In the heart of our biodiversity zone is a 17th century manor house, once a Seminario, that we plan to convert into a Nature Spa and centre for healing and inspiration. It will house accommodation for visitors, a restaurant, training and conference facilities, medicine gardens and an apothecary. The themes of the conferences and courses will be Natural Medicine, Natural Building, Regenerative Farming, Spiritual Ecology and more. The centre will provide an inspirational focus, and attract visitors to the project.
Besides the obvious ecological benefits of the Biodiversity Zone, it will also produce economic benefits for the region and its inhabitants. As the populations have dissipated away from this region, it has lost its sense of value. Many people asked us in the first years why we would want to come to this area, when everyone else is leaving for more “exciting” locations. Yet the region has a myriad of wonderful resources, including ancient Neolithic temples and dolmens, and a subsistence farming tradition, including cheese making and olive and wine production that has hardly changed in a thousand years. In partnership with our local government, we aim to support the re-evaluation of these indigenous resources, and help to establish a new position for our region to attract visitors as nature lovers.

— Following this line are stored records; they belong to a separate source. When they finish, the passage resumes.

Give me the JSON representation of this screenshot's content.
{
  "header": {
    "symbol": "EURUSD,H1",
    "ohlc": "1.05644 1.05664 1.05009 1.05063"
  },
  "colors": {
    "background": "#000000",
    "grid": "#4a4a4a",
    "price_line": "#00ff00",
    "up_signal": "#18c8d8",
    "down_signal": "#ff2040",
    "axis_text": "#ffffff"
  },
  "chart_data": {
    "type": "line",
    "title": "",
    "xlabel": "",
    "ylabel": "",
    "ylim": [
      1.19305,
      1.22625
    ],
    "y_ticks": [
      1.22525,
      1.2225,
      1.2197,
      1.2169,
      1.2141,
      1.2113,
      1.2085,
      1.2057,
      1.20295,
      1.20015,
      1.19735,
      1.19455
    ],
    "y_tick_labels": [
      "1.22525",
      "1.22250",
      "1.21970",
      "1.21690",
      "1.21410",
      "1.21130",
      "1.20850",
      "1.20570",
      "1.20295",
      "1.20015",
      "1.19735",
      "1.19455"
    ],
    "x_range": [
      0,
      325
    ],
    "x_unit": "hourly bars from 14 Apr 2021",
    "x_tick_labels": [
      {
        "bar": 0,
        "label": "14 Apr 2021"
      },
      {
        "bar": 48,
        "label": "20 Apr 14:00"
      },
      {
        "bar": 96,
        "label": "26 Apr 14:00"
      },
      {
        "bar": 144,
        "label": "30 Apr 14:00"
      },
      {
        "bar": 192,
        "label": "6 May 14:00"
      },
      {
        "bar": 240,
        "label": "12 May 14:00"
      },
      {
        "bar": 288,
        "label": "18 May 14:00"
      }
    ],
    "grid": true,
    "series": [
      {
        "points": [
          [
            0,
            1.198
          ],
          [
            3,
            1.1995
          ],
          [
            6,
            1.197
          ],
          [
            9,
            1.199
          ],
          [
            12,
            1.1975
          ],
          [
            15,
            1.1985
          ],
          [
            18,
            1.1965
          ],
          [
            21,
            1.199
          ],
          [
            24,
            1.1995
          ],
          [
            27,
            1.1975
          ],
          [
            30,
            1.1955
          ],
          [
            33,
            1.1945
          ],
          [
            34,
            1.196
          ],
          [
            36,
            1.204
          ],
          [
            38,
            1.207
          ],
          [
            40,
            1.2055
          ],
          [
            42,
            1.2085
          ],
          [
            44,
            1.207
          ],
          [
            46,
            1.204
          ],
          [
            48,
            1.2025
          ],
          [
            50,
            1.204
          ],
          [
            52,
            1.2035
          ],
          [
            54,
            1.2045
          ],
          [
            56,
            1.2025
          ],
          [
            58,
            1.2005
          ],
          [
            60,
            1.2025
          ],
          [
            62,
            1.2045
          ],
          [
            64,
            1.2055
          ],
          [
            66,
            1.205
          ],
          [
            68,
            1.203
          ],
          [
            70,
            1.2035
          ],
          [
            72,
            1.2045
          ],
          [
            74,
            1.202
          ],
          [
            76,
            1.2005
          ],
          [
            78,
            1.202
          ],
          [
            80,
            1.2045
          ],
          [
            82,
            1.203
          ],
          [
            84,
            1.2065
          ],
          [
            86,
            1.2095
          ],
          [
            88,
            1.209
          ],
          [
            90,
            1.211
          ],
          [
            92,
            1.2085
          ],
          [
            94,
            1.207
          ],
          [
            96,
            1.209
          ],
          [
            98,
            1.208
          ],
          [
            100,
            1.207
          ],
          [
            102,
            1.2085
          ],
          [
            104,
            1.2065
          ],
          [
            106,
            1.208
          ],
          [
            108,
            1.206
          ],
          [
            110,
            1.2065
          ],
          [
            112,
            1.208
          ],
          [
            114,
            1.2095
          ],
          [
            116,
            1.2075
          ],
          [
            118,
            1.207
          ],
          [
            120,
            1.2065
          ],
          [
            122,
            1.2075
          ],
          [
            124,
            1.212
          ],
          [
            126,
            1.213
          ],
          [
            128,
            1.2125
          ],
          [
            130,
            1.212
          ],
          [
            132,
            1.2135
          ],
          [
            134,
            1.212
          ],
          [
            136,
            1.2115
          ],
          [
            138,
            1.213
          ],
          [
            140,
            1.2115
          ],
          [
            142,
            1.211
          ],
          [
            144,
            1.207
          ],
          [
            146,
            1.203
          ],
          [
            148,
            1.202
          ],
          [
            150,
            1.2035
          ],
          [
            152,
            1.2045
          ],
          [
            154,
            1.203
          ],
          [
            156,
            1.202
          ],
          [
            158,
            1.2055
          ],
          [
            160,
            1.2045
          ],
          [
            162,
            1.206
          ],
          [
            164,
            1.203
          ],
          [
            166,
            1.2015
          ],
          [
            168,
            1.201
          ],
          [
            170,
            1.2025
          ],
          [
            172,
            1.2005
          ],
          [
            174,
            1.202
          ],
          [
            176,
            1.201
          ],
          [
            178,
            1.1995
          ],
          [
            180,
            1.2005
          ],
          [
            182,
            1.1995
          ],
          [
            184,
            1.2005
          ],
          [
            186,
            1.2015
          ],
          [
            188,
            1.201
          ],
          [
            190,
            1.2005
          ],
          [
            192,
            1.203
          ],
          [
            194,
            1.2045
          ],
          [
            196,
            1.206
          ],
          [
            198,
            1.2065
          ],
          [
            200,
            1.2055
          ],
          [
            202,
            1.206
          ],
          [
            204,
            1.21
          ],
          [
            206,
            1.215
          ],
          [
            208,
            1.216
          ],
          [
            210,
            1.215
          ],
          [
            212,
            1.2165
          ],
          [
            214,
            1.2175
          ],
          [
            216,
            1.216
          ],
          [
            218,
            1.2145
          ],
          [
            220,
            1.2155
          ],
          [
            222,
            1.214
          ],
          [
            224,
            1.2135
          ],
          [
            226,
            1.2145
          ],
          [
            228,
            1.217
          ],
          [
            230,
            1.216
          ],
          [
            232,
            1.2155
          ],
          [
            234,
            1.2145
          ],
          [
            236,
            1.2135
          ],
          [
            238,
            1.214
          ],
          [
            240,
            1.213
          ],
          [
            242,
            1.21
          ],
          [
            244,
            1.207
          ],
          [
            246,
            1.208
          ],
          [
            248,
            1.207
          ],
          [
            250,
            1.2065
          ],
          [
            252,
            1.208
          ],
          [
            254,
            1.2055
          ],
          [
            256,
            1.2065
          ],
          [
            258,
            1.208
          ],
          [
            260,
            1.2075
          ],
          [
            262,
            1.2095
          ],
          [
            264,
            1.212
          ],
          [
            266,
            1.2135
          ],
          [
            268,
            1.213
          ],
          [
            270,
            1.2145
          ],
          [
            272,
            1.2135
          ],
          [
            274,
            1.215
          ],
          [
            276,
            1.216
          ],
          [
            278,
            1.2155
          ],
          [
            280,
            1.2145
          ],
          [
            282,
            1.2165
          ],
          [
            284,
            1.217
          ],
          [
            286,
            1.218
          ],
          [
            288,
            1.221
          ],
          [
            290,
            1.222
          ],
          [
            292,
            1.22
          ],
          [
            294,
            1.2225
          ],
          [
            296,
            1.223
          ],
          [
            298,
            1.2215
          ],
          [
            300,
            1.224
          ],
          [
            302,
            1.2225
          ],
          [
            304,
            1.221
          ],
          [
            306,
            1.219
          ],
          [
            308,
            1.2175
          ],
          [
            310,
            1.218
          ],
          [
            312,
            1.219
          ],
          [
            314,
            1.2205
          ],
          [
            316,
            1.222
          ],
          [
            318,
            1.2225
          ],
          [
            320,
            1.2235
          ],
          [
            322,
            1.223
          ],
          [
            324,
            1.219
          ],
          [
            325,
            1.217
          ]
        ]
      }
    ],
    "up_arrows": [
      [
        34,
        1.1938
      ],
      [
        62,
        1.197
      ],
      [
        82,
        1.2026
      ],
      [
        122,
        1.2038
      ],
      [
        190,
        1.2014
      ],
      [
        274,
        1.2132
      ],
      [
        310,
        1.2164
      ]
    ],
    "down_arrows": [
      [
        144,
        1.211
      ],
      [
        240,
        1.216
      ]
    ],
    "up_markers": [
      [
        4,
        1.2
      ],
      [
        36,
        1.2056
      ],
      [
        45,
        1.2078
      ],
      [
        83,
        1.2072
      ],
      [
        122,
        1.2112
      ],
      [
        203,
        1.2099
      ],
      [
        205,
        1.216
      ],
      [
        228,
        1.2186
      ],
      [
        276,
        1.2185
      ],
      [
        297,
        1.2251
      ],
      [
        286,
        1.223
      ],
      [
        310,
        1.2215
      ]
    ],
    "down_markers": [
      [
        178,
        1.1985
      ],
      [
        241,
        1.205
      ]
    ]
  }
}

The way we build homes has dramatically changed in only a few generations. The mass production of cement has virtually replaced the time honoured traditions of creating mortars from lime and local earth. Mass transport allows homes to be constructed with materials that are not local, and this has destroyed many local craft traditions. the construction industry, especially through the global production of cement, contributes significantly to the destabilisation of the environment. Although high rise buildings may at first glance appear to offer exciting new cityscapes, many are now looking back in despair at what is being lost in this rush for “progress.” Buildings built from stone, earth and wood have provided natural nests since we first began crafting homes with our hands. The techniques are varied and ingenious, and it is crucial that we return to these practices. Contemporary innovations in thermal insulation, bio-filtration and water recirculation, renewable energy generation and others can make natural homes both comfortable and efficient to live in.
Becoming Earth Physicians
In the natural world, the soil is full of biodiversity, and nutrient rich, organically active soil provides a foundation for healthy environments. Food production should become part of that natural healthy environment, not apart from it. The Biodiversity Zones are helping to frame this purpose. It provides a focus for partnerships of intent. Regeneration programs like ours could be widespread; as the saying goes, we must: Think globally, Act locally.
We can become “Earth Physicians” by studying our landscape, learning its habitats, and discovering the biodiversity. Through this study, we can apply the remedy that fits locally; not heroic interventions, like major surgery, but small changes that stimulate a return to health. We can be allies, supporters and helpers in the process of regenerating our local environment. And then we will also be tackling the most characteristic symptom of the planetary disease: the disconnection between humanity and nature.
Vale das Lobas – Rural Regeneration Project
Mission Statement: Reconnecting Humanity and Nature – Biodiversity, Health, Education
24th May 2015